(Balkan Sage) Violet-blue whorls of flowers and plentiful, fuzzy, basal leaves that reach an impressive length of 18 inches are two notable features about this hardy, herbaceous perennial, which is native to the Southeastern Balkan Peninsula.
Balkan Sage is found in coniferous forests, meadows and slopes from Bulgaria to Turkey's Black Sea coast. However, it is named after the 19th century Finnish plant collector Peter Forsskål, who collected botanical samples further south in Saudi Arabia.
Although deciduous in areas with cold winters, it blooms about nine months a year for us on the Northern California coast beginning in summer. Following a brief winter dormancy, it returns reliably every spring, clumping in a way that makes it look like Hosta from a distance. Yet, unlike that woodland plant, it grows well in full sun as well partial shade. It is a fine choice for a lightly shaded garden or border and is happy in the acid soil under conifers.
(Mother Fern) Ferns are low-maintenance plants that add a tropical look to the Salvia garden. This one grows well in USDA Zones 9 to 11. Mother Fern, which has a graceful, arching look and finely cut fronds, loves partial to full shade and lots of water.
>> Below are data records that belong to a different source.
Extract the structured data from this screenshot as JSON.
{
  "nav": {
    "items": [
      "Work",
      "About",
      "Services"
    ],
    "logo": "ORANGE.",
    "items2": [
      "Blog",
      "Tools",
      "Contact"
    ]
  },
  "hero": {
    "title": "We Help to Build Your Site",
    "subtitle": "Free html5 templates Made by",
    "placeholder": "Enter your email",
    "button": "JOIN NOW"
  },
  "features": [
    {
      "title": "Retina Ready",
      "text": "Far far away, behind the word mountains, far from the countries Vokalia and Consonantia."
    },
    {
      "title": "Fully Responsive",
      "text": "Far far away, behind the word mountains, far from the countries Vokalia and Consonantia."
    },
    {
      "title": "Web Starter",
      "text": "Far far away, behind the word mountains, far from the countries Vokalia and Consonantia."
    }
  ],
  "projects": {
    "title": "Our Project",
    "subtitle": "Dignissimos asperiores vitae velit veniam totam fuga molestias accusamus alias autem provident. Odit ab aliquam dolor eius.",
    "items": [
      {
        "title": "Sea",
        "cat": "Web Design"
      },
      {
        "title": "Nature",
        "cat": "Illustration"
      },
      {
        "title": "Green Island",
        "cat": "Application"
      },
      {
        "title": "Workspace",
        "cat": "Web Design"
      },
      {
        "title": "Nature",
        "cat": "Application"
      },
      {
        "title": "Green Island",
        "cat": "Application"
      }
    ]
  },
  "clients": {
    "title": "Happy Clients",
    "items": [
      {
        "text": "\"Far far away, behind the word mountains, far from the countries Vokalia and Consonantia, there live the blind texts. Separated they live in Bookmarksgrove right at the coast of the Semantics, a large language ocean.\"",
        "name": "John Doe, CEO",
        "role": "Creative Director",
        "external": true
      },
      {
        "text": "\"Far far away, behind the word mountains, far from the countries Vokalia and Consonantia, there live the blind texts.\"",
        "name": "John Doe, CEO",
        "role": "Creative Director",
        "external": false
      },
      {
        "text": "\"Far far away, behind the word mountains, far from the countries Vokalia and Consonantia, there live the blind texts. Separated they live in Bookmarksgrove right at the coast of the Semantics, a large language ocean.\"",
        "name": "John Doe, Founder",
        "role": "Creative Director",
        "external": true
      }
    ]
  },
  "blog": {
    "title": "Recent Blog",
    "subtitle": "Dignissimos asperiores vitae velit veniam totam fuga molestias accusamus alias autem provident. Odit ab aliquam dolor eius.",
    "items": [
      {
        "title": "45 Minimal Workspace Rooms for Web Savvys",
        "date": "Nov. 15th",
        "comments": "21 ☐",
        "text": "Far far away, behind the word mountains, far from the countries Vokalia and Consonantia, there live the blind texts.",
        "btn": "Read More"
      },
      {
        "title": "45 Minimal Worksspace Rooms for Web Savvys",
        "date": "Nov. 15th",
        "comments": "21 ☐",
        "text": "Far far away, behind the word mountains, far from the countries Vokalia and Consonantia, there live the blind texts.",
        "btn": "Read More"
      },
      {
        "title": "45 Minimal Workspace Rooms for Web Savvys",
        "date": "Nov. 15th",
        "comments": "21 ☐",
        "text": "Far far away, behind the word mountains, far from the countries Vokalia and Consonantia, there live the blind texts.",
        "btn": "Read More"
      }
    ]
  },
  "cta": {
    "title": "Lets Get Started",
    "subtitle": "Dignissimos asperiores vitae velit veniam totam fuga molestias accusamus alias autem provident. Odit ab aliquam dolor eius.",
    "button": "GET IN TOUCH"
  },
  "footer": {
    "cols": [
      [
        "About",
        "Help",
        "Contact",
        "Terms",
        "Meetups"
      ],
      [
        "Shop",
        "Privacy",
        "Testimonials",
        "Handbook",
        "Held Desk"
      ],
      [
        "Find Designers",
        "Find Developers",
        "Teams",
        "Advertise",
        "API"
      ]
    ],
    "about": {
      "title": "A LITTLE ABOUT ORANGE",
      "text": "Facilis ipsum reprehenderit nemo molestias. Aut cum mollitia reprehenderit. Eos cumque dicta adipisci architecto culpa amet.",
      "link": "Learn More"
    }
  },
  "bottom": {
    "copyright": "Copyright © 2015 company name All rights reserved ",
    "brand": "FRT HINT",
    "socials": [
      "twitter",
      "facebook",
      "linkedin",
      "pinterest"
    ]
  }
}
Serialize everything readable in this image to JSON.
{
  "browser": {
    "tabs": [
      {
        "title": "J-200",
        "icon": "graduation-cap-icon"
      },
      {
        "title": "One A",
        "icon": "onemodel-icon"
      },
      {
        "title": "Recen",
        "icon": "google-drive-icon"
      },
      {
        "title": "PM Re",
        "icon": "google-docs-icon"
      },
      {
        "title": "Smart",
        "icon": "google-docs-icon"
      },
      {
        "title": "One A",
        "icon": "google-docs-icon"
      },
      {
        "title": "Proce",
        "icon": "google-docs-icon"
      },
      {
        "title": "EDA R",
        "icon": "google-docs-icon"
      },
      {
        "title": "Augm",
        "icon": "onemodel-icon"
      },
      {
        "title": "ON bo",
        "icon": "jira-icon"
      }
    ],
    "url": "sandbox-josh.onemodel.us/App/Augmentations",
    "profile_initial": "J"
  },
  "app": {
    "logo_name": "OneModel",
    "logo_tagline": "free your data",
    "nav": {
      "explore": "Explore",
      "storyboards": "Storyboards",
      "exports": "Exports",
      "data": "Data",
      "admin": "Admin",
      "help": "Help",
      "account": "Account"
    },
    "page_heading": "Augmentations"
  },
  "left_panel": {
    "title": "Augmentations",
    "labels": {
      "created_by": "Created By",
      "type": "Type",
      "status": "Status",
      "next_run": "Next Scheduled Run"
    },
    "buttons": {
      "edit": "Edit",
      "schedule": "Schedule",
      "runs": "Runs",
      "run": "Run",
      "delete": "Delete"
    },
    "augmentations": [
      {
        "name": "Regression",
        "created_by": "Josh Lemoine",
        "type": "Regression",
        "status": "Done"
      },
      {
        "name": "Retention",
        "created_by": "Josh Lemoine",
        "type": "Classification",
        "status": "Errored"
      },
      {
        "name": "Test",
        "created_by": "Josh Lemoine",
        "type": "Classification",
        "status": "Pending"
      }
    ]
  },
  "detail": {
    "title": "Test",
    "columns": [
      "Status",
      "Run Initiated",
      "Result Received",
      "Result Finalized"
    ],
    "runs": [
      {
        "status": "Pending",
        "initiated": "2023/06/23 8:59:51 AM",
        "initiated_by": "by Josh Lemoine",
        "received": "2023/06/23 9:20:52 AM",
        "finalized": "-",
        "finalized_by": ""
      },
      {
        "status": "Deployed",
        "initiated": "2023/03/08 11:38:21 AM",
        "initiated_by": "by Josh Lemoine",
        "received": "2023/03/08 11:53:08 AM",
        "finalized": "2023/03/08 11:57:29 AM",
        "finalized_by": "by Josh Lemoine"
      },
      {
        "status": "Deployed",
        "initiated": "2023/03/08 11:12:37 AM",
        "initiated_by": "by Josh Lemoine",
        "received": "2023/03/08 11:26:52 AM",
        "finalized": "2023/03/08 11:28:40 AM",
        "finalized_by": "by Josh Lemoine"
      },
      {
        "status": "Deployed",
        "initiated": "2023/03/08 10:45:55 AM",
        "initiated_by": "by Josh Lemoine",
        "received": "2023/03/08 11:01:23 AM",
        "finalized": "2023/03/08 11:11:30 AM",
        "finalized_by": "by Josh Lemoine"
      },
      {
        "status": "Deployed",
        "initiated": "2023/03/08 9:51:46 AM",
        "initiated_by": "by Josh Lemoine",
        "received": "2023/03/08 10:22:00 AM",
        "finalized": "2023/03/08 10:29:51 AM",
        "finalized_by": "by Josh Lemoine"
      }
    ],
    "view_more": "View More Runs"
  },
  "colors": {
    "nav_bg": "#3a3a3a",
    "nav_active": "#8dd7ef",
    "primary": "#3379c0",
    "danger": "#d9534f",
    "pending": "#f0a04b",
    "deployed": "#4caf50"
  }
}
This makes it an excellent choice for damp, shady Southeastern gardens.
Due to its arching nature, Mother Fern only measures 24 inches tall and looks particularly pretty with short Asian woodland sages and Salvias for warmer winter climes, such as the Rosy Bract Sage (Salvia rubiginosa), which has cool, violet-blue flowers. In addition to ample water, Mother Fern needs rich soil.
The bulbiferum appellation of its scientific name, refers to the fern’s production of plantlets on the tips of its fronds. These babies drop off and grow into new plants, which explains the common name of Mother Fern. Another common name for this fern is Spleenwort. Whereas wort is Old English for “plant,” spleen refers to the fern’s ancient role as a medicinal plant.
In the wilds of its Australian and New Zealand homelands, this deer-resistant plant grows as an epiphyte on trees and fern trunks as well as a rooted plant along shady rock croppings and waterways. Epiphytes don’t harm their host plants, because they only rely on tree trunks and other structures for support. When epiphytic instead of rooted in the soil, ferns consume nutrients and moisture drifting in the air. Tarra Bulga National Park in Victoria, Australia, is home to many Mother Ferns.
(Jerusalem Sage) This lovely herbaceous perennial is native to Cyprus, Israel, Jordan, Lebanon, Syria, and the West Bank. Its clear pink flowers transition at times to a pink highlighted with violet lines and dots. Prominent glandular hairs on the buds, bracts and floral stems exude a fragrance that is delightful on a warm day.
"Hierosolymitana" is related to the Greek word "hieros," which means holy and the Latin name for Jerusalem, "Hierosolyma." Palestinian Arabs sometimes use its leaves as a food wrap, similar to grape leaves. Jerusalem Sage needs full sun. Heat and drought tolerant, it seems to prefer being a bit dry.
A short species that works well as a groundcover or border plant, Jerusalem Sage forms a basil rosette of mid-green leaves that gradually spread about 18 inches. It blooms on and off throughout the growing season and seems especially generous in spring and fall.
As with so many sages, this one is not appealing to deer.
(Hardy Jerusalem Sage) A hardy, drought tolerant herbaceous perennial, this fine plant rewards you with tall spikes of rich pink whorled flowers in early to mid Summer. A Salvia relative is native to grasslands of Turkey, Iran and Siberia.
A personal note - I tried for two years to successfully germinate seed of this plant. In the Spring of 2009 I finally succeeded, and these strong, well established quarts are the result. I hope you enjoy this plant as much as I do.
Hummingbirds love Salvia (sage) nectar and are attracted to it by the bright colors of tubular sage blossoms. In particular, these little whirlybirds can easily spot flowers in the red spectrum, which is prevalent among sages. Here are some hummingbird gardening tips.
If you live in suburbs or rural areas where deer plunder gardens, Salvias (sages) can be part of your plan for discouraging these hungry visitors. Here are some tips.